=== Task description ===
Without including any image, retype the records word for word.

=== Section Start ===

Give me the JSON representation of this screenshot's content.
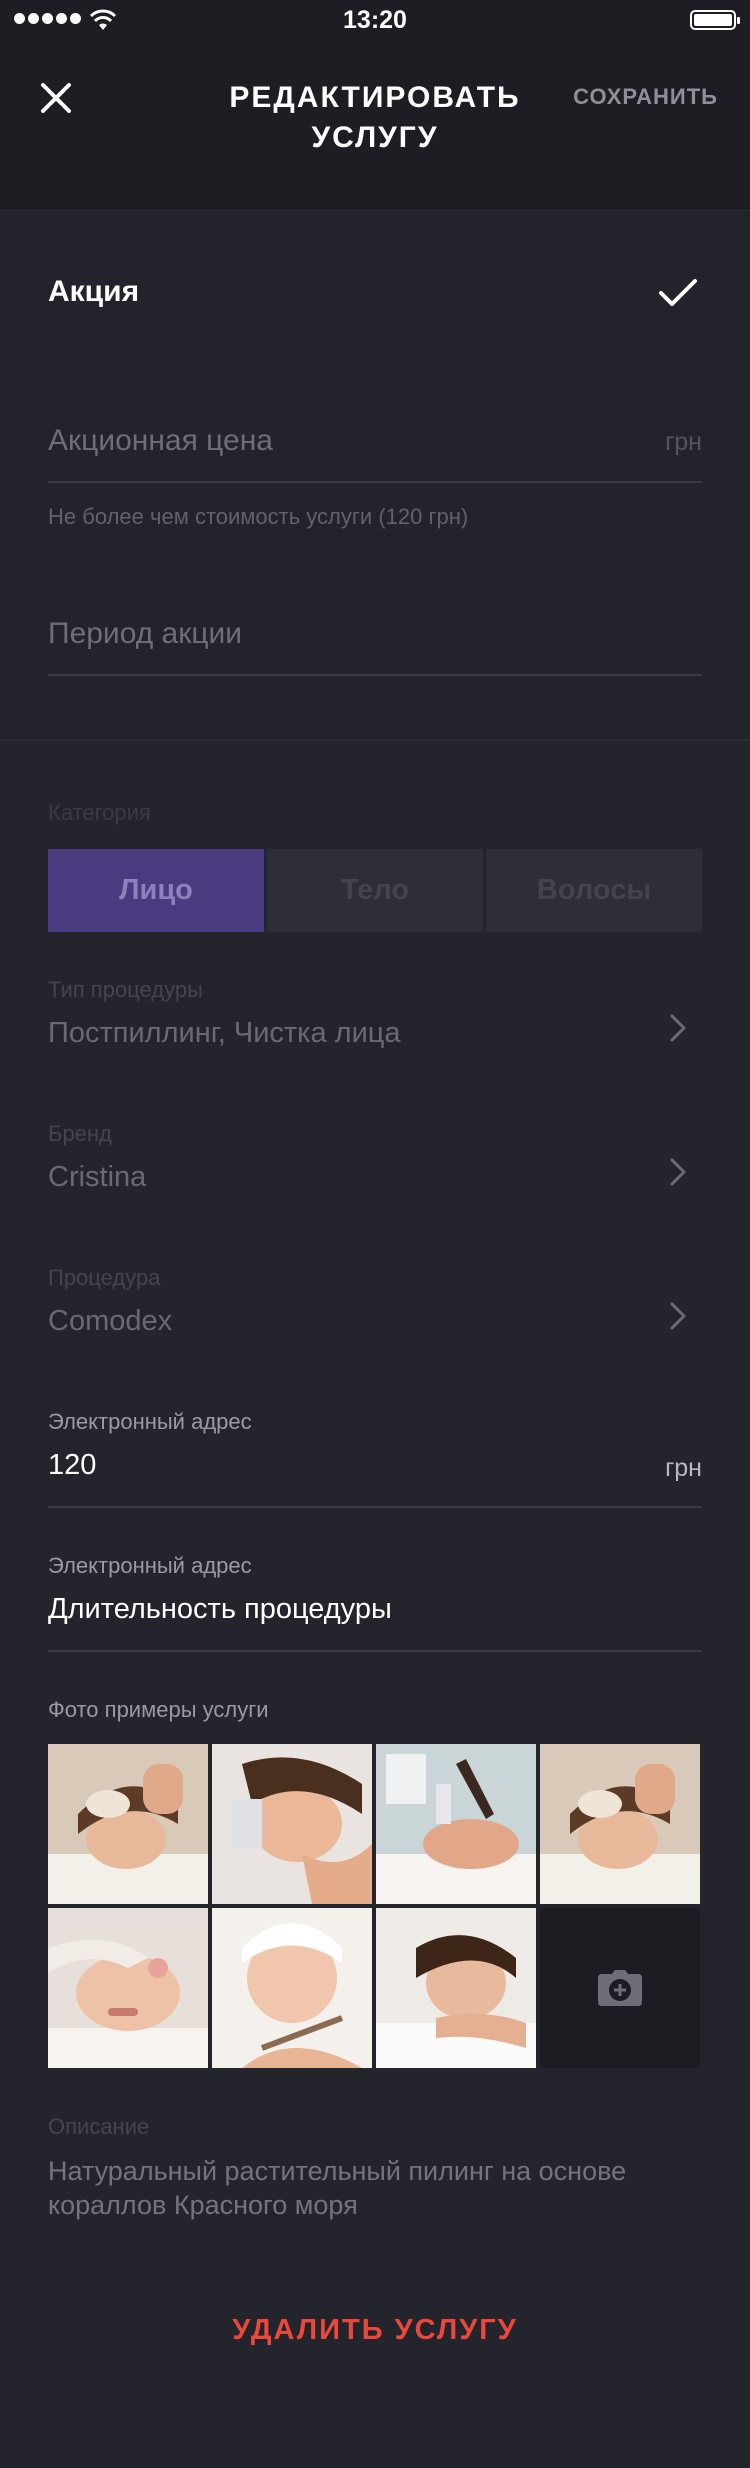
{
  "status_bar": {
    "time": "13:20"
  },
  "header": {
    "title": "РЕДАКТИРОВАТЬ УСЛУГУ",
    "save_label": "СОХРАНИТЬ"
  },
  "promo": {
    "toggle_label": "Акция",
    "checked": true,
    "price_placeholder": "Акционная цена",
    "price_currency": "грн",
    "price_hint": "Не более чем стоимость услуги (120 грн)",
    "period_placeholder": "Период акции"
  },
  "category": {
    "label": "Категория",
    "options": [
      "Лицо",
      "Тело",
      "Волосы"
    ],
    "selected": "Лицо"
  },
  "procedure_type": {
    "label": "Тип процедуры",
    "value": "Постпиллинг, Чистка лица"
  },
  "brand": {
    "label": "Бренд",
    "value": "Cristina"
  },
  "procedure": {
    "label": "Процедура",
    "value": "Comodex"
  },
  "price_field": {
    "label": "Электронный адрес",
    "value": "120",
    "currency": "грн"
  },
  "duration_field": {
    "label": "Электронный адрес",
    "value": "Длительность процедуры"
  },
  "photos": {
    "label": "Фото примеры услуги",
    "items": [
      "face-massage-photo",
      "facial-cleansing-photo",
      "microdermabrasion-photo",
      "face-massage-photo",
      "face-mask-photo",
      "face-mask-brush-photo",
      "woman-profile-photo"
    ],
    "add_icon": "camera-plus-icon"
  },
  "description": {
    "label": "Описание",
    "text_line1": "Натуральный растительный пилинг на основе",
    "text_line2": "кораллов Красного моря"
  },
  "delete_label": "УДАЛИТЬ УСЛУГУ",
  "colors": {
    "accent": "#4a3a7f",
    "danger": "#e9483c",
    "background": "#24242d"
  }
}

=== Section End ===

=== The completed task ===
Give me the JSON representation of this screenshot's content.
{
  "status_bar": {
    "time": "13:20"
  },
  "header": {
    "title": "РЕДАКТИРОВАТЬ УСЛУГУ",
    "save_label": "СОХРАНИТЬ"
  },
  "promo": {
    "toggle_label": "Акция",
    "checked": true,
    "price_placeholder": "Акционная цена",
    "price_currency": "грн",
    "price_hint": "Не более чем стоимость услуги (120 грн)",
    "period_placeholder": "Период акции"
  },
  "category": {
    "label": "Категория",
    "options": [
      "Лицо",
      "Тело",
      "Волосы"
    ],
    "selected": "Лицо"
  },
  "procedure_type": {
    "label": "Тип процедуры",
    "value": "Постпиллинг, Чистка лица"
  },
  "brand": {
    "label": "Бренд",
    "value": "Cristina"
  },
  "procedure": {
    "label": "Процедура",
    "value": "Comodex"
  },
  "price_field": {
    "label": "Электронный адрес",
    "value": "120",
    "currency": "грн"
  },
  "duration_field": {
    "label": "Электронный адрес",
    "value": "Длительность процедуры"
  },
  "photos": {
    "label": "Фото примеры услуги",
    "items": [
      "face-massage-photo",
      "facial-cleansing-photo",
      "microdermabrasion-photo",
      "face-massage-photo",
      "face-mask-photo",
      "face-mask-brush-photo",
      "woman-profile-photo"
    ],
    "add_icon": "camera-plus-icon"
  },
  "description": {
    "label": "Описание",
    "text_line1": "Натуральный растительный пилинг на основе",
    "text_line2": "кораллов Красного моря"
  },
  "delete_label": "УДАЛИТЬ УСЛУГУ",
  "colors": {
    "accent": "#4a3a7f",
    "danger": "#e9483c",
    "background": "#24242d"
  }
}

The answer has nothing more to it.